5. Haskell

Haskell logo

Haskell is the most esoteric language on this list. It has lofty goals and ideals that make it excellent for challenging your brain.

Haskell is described as “purely functional” meaning that state is entirely immutable in this programming language. Learning to work with totally immutable state forces you to develop a wholly different approach to working with data.

Working with Haskell will result in developing some understanding of lambda calculus, which is relevant to all functional programming.
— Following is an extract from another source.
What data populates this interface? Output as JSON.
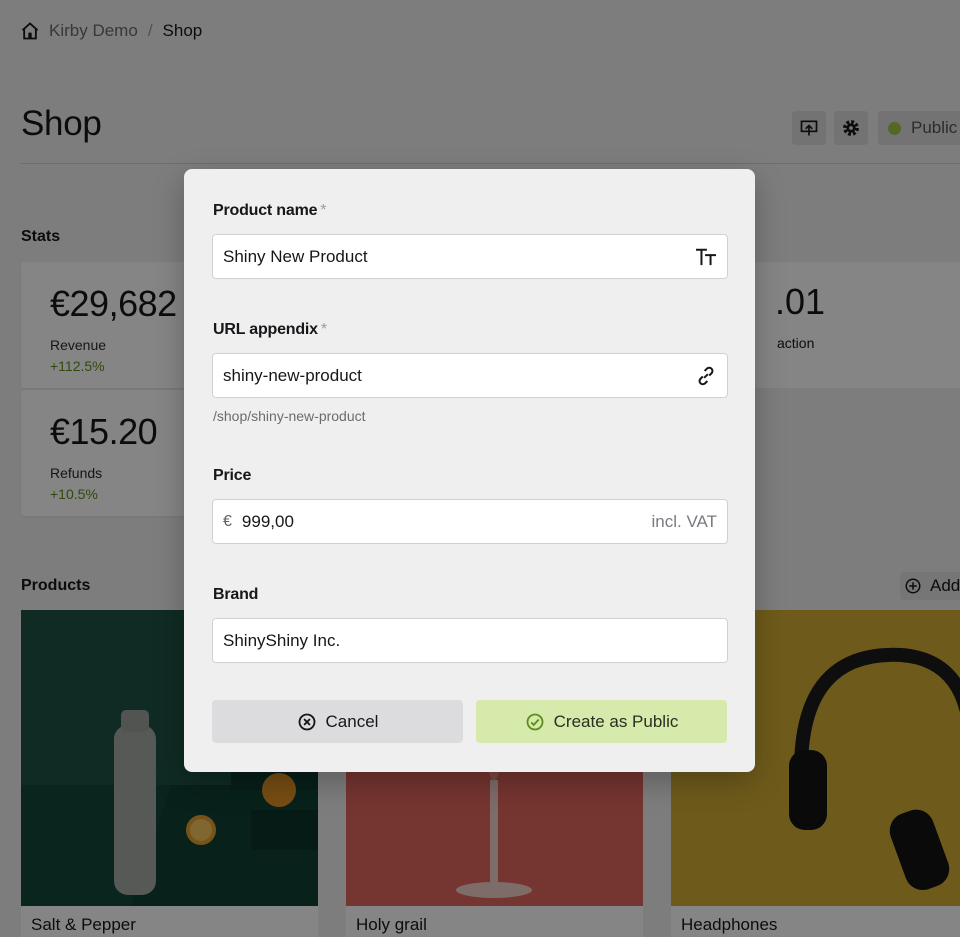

Many developers who work with Haskell also comment on the clarity of meaning and purpose experienced with reading Haskell. While this is subjective, the language itself tends to produce code that is very explicit and in many cases, obvious. No one gets upset when code is too obvious. Unironically, Haskell code tends to be very concise.

One of the most challenging concepts in Haskell is called a Monad. Monads allow developers to avoid typing excess code and string together multiple computations. The Haskell documentation frequently describes Monads as “a strategy for combining computations to produce more complex computations.”
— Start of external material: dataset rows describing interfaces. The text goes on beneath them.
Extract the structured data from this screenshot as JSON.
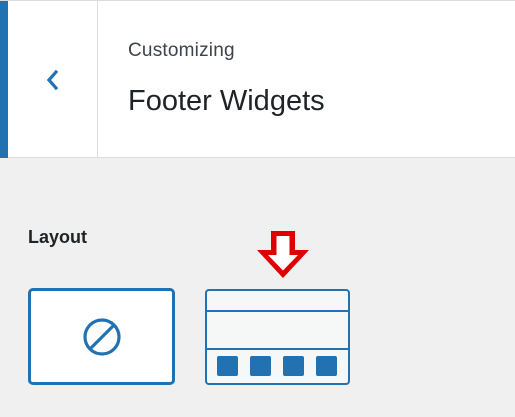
{
  "header": {
    "back_icon": "chevron-left-icon",
    "subtitle": "Customizing",
    "title": "Footer Widgets"
  },
  "layout": {
    "label": "Layout",
    "selected_indicator_icon": "arrow-down-icon",
    "options": [
      {
        "icon": "no-symbol-icon"
      },
      {
        "icon": "four-column-footer-icon",
        "columns": 4
      }
    ]
  },
  "colors": {
    "accent": "#2271b1",
    "indicator": "#e00000",
    "panel_bg": "#f0f0f1",
    "header_bg": "#ffffff"
  }
}
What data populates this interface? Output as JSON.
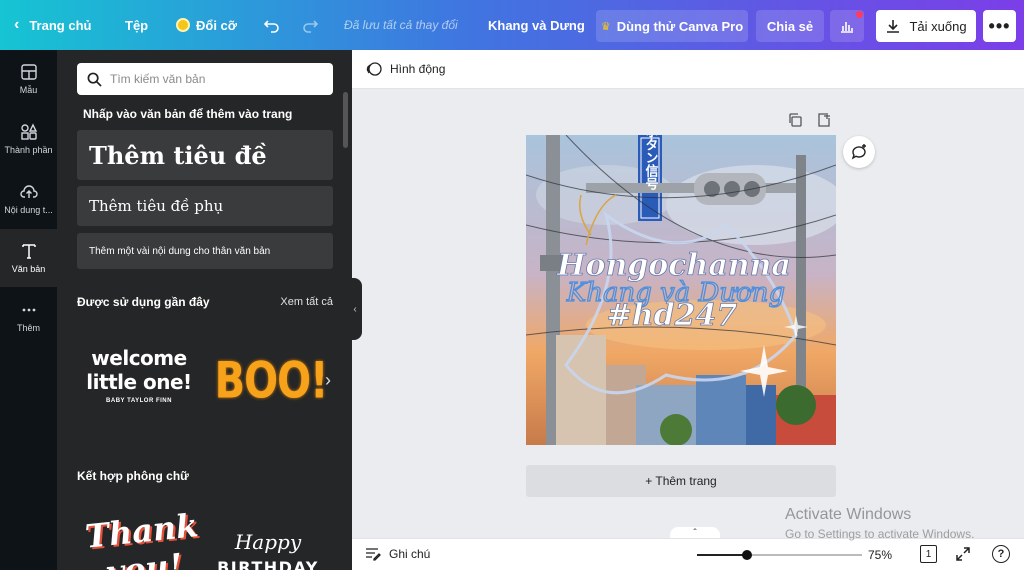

Monads are not entirely exclusive to Haskell, but Haskell is known as being a language in which they are well implemented.

-- FizzBuzz in Haskell
-- https://github.com/zenware/FizzBuzz/blob/master/haskell.hs

module Main where

fizzbuzz :: Int -> String
fizzbuzz x
    | x `mod` 15 == 0 = "FizzBuzz"
    | x `mod` 3  == 0 = "Fizz"
    | x `mod` 5  == 0 = "Buzz"
    | otherwise       = show x

main = mapM (putStrLn . fizzbuzz) [1..100]


While programming languages are simply tools and tools should not be blamed or praised in the place of those who use them, different tools do unlock new techniques.

By introducing yourself to new tools and the techniques they enable, you can become a more well-rounded and creative engineer. If you are curious and adventurous enough, you may even find language features and programming paradigms that you can bring back to your preferred language.

I’d love to hear if this list inspires you to investigate one of these five languages, or if there is one you think I missed! 🤠